Top of Dataset records
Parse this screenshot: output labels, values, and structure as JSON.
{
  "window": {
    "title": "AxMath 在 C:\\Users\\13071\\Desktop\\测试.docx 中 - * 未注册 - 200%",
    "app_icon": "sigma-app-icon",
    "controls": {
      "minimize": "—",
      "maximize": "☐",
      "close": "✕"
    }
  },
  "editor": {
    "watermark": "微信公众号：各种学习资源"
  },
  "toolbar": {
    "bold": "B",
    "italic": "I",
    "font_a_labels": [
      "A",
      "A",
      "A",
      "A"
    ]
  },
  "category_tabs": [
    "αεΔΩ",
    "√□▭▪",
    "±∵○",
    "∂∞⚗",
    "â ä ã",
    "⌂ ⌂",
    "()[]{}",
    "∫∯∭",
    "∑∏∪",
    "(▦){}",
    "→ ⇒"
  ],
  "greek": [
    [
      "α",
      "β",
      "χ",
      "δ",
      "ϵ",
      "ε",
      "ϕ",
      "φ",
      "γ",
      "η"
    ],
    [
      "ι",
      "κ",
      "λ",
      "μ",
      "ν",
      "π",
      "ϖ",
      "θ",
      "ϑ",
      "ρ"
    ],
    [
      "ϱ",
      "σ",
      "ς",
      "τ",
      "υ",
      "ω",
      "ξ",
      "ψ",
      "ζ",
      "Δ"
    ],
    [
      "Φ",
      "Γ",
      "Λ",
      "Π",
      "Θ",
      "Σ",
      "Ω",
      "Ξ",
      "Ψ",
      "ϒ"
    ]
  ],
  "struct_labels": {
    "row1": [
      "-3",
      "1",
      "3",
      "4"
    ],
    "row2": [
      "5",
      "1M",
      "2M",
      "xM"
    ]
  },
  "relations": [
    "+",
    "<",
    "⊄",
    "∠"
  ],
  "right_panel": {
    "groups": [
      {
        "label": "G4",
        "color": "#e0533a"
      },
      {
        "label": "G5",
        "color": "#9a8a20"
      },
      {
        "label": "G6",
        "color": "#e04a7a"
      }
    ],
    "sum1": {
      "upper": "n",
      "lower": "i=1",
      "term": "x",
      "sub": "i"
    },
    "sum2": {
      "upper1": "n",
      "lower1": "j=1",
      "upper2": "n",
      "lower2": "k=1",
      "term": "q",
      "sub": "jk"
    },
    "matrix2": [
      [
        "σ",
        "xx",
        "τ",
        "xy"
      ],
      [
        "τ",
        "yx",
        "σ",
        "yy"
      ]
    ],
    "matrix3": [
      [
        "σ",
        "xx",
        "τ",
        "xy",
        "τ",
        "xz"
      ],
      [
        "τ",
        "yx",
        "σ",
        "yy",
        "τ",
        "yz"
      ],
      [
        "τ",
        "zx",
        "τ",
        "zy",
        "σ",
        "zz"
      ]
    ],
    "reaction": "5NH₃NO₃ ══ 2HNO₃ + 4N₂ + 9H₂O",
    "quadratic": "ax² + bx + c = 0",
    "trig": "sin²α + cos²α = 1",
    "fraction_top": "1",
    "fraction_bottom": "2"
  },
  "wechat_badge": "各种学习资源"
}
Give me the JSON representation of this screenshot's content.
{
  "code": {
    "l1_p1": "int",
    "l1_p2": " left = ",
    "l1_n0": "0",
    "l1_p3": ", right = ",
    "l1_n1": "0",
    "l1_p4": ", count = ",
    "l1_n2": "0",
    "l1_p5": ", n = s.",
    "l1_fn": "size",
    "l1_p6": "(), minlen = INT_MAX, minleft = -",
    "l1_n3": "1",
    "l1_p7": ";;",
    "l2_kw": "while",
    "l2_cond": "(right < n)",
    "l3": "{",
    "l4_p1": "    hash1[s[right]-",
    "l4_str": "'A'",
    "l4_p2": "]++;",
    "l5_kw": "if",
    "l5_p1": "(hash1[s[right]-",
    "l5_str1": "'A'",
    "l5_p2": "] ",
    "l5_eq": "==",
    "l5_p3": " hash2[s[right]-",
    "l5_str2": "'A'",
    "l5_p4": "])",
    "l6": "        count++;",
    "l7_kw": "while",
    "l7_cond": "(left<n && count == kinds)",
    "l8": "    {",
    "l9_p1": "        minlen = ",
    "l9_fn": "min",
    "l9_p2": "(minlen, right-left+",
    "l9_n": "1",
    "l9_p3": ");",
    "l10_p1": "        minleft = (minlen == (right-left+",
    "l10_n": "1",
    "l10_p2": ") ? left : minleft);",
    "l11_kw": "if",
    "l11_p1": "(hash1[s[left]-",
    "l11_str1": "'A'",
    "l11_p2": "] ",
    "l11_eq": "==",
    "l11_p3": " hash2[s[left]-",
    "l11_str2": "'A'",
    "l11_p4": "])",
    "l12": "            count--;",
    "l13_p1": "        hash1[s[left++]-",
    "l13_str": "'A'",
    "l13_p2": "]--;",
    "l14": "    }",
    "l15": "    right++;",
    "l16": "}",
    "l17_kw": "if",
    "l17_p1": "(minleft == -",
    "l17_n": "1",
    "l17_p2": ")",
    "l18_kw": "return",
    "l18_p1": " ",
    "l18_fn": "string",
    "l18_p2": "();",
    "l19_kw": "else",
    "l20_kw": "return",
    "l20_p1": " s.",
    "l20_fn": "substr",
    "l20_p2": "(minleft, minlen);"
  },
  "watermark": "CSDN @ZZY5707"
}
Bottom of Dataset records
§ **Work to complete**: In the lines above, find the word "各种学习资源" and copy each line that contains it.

§ **Exercise answer**:
    "watermark": "微信公众号：各种学习资源"
  "wechat_badge": "各种学习资源"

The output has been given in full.